Today’s review is brought to you by the letter “S” as in “Short Story!” And…in keeping with the theme of “Short & Sweet” let’s just get right down to business. (Ok, maybe it’s less “theme” related and more “there’s a pizza waiting for me in the other room” related.) Anyways…
“Elephant” by Jim Breslin
In this debut collection of stories, Jim Breslin explores the soul of suburbia; the disenfranchised and the desperate. The characters in these twenty-one stories struggle to mend relationships and find redemption. Sometimes funny, often sad, the unsettling stories in Elephant portray the suburban landscape of loneliness and hope.
A man is tempted by memories of his past life after his drunk ex-wife pays a surprise visit. A couple wrestles with their fruitless attempts to have children. An eccentric homeowner issues a series of comical concerns to his lawn care company. A young woman discovers her boyfriend has placed a Craigslist ad seeking a three-way. A husband tests the reciprocity of his wife’s love only to find himself in the throes of a dangerous free fall.
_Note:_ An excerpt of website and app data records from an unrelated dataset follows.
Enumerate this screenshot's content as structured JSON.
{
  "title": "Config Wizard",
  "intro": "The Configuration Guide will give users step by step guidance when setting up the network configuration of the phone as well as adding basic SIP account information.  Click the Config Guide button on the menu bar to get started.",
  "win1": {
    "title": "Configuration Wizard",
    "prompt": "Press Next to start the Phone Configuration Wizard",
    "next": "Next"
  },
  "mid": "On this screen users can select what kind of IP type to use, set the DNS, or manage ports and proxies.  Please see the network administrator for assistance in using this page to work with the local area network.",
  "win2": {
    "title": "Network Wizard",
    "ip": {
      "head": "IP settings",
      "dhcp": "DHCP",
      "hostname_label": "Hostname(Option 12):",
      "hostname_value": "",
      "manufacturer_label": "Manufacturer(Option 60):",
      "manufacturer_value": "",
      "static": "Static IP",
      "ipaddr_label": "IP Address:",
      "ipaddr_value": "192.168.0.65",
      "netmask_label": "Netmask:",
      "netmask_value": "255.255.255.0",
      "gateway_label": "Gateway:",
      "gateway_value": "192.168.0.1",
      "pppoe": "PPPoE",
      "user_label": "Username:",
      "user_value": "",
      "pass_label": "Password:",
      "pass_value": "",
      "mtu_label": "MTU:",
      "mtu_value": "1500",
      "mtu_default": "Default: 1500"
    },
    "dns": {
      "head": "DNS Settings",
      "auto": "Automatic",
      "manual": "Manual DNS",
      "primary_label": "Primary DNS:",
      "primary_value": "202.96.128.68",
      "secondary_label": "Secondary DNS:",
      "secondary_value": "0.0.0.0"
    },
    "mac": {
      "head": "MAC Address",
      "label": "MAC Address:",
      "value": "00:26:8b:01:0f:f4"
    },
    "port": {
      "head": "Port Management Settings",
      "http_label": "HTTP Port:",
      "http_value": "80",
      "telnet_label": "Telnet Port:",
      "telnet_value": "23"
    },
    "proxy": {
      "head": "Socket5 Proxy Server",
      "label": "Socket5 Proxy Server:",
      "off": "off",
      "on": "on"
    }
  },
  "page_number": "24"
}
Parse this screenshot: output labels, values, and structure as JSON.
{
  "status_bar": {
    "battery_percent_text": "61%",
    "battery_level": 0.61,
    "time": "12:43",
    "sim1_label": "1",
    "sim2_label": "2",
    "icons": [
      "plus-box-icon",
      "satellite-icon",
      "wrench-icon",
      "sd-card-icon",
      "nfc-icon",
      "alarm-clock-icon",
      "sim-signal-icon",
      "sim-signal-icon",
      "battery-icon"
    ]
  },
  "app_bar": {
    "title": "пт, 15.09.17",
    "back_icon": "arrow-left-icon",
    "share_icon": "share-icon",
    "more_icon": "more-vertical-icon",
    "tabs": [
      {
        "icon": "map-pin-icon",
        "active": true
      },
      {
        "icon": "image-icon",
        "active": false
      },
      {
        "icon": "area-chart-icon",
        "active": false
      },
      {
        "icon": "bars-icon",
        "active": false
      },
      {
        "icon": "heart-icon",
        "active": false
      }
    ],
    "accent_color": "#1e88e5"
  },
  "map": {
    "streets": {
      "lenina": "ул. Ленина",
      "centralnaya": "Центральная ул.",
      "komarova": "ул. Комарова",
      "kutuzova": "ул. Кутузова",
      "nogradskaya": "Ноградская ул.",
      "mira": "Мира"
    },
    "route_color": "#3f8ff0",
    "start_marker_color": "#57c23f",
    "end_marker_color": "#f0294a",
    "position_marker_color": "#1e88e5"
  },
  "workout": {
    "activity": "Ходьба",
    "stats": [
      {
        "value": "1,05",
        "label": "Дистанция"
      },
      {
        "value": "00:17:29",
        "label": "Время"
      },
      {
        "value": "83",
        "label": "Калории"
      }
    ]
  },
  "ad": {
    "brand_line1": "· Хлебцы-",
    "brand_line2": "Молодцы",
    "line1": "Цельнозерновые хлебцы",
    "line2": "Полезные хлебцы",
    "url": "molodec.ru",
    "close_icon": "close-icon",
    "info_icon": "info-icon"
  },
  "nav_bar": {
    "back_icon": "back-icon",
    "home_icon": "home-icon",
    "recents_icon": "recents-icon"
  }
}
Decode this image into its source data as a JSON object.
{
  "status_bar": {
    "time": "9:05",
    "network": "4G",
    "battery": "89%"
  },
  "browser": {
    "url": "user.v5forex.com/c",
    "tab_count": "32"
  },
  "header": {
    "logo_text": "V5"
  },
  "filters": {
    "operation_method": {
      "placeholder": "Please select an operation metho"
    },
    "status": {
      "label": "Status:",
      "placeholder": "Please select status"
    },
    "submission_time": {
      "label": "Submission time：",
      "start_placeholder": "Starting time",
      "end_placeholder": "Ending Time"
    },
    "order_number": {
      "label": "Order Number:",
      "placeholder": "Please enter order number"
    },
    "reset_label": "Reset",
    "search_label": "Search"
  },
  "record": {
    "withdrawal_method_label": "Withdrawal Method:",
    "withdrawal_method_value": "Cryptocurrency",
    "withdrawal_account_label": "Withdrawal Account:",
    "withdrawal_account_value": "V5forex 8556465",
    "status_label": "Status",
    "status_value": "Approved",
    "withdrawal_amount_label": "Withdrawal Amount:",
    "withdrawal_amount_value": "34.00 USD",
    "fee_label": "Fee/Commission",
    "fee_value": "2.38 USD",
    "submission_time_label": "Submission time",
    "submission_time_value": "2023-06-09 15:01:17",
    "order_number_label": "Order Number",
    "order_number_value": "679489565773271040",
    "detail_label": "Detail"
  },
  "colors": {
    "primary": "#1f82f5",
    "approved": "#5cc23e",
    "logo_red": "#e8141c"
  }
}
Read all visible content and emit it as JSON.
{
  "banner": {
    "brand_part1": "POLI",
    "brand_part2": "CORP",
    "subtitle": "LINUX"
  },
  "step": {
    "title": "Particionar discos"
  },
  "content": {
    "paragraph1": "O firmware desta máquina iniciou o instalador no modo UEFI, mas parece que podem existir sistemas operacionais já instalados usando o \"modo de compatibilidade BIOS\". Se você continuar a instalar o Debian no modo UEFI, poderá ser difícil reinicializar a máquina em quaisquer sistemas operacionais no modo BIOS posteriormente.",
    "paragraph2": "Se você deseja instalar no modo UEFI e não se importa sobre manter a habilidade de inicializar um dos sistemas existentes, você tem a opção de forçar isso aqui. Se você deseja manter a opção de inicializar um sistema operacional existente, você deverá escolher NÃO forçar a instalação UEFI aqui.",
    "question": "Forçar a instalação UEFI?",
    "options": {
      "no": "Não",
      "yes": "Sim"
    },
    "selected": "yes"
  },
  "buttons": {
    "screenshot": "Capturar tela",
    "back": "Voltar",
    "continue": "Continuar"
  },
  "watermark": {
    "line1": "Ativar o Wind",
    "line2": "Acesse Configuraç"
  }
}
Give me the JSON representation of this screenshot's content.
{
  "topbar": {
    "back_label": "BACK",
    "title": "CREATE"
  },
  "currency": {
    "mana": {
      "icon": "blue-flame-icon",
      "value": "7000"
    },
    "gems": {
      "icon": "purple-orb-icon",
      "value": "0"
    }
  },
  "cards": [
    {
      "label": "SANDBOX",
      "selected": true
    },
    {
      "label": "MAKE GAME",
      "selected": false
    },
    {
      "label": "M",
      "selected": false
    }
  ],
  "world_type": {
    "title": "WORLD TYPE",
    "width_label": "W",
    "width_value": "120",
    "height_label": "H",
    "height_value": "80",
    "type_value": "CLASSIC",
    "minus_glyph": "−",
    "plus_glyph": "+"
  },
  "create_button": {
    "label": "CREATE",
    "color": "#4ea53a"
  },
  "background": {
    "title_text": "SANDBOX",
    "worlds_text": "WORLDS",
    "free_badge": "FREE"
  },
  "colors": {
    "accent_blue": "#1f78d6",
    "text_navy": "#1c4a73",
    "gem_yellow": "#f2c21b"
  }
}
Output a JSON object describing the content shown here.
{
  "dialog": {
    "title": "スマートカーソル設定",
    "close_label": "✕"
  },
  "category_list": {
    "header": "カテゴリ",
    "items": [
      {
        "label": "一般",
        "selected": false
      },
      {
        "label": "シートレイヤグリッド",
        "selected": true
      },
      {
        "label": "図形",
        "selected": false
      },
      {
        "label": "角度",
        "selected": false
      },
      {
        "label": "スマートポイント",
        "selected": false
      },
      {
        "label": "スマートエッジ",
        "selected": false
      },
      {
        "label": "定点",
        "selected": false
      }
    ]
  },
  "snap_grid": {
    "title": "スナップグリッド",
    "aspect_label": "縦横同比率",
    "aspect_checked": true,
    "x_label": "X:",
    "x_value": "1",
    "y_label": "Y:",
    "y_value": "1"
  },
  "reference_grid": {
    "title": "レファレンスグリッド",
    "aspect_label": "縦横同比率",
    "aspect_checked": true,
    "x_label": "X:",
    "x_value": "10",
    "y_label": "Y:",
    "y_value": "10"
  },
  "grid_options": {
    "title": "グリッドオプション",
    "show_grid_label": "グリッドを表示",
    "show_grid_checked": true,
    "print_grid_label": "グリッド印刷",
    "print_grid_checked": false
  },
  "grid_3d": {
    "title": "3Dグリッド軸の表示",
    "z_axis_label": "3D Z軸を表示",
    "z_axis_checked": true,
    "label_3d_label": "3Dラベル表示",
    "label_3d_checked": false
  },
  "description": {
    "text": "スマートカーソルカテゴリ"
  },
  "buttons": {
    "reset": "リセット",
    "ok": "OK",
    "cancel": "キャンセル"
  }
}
Short stories, (unlike novels) take a very distinct “brand” (I guess you can say) of author to write them. (The same (if you are curious) can be said for the people who read (and enjoy) them.) Why? Because short stores are written as if strapped to a time bomb. While “novels” are laced with hundreds (if not thousands) of pages filled with adjectives, short stories are chopped, condensed, and (more often than not) offered up on a very blunt serving platter.
Does this mean that cohesion, (and enlightenment) cannot be achieved with so few words? Of course not, if just takes a master of manipulation to do so successfully.
Who here has watched the film “The Adjustment Bureau?” How about “Keith?” Did you know that both of these movies were based on short stories? No? (Yay me for teaching you something today.)
These are just 2 examples of short story brilliance, AND…evidence to the fact that it does not take a million words to tell a good story. It simply takes focus.
This is the problem I had with Mr. Breslin’s stories. No focus. While some of them were good (for example: Elephant, and We’re Not Dog People) others felt like interrupted thoughts. Not all authors are the same (I’m no where near stupid enough to believe this) and each has their own unique writing style, but I think it is very important for authors not to get too wrapped up in their own prosaic thoughts when trying to get a point across. (Hmmm, that sounded a bit harsh. Let me try again.) Though the writing was good, (even impressive in parts) and yes…the stories did indeed make you think, (which I believe to be Breslin’s main initiative in writing them to begin with) overall they were a tad TOO abstract. Which (I’m sorry to say) may actually have an adverse reaction and PUSH “causal readers” away instead of drawing them IN.
If you are going to tell a story, even a short one, you must make sure it is still a story.
Now, before you get your La Perla panties in a wad, let me make one thing very clear. I am NOT opposed to short stories. I am not opposed to literature that evokes reflection, or appreciation of self-worth. What I’m not keen on is the illusion of plots.
So, here is where I stand… I have read better, I have read worse, but if it were up to me… I would fill my lunch hour with something more filling and less fluffy.
Happy Reading my fellow Kindle-ites and remember: Sometimes good things come in small packages and sometimes it’s just a pair of socks from your Aunt Hilda.
Click images for complete details.[Rating:3/5] <–If you are curious why the 3… I LOVE the cover art & feel that it deserves a little credit. Otherwise…I would have gone with a 2.5
Note: In case you are interested… “The Adjustment Bureau” is based on the short story “Adjustment Team” by Philip K Dick and “Keith” is based of a short story (of the same name) by Ron Carlson, found in his anthology “The Hotel Eden.”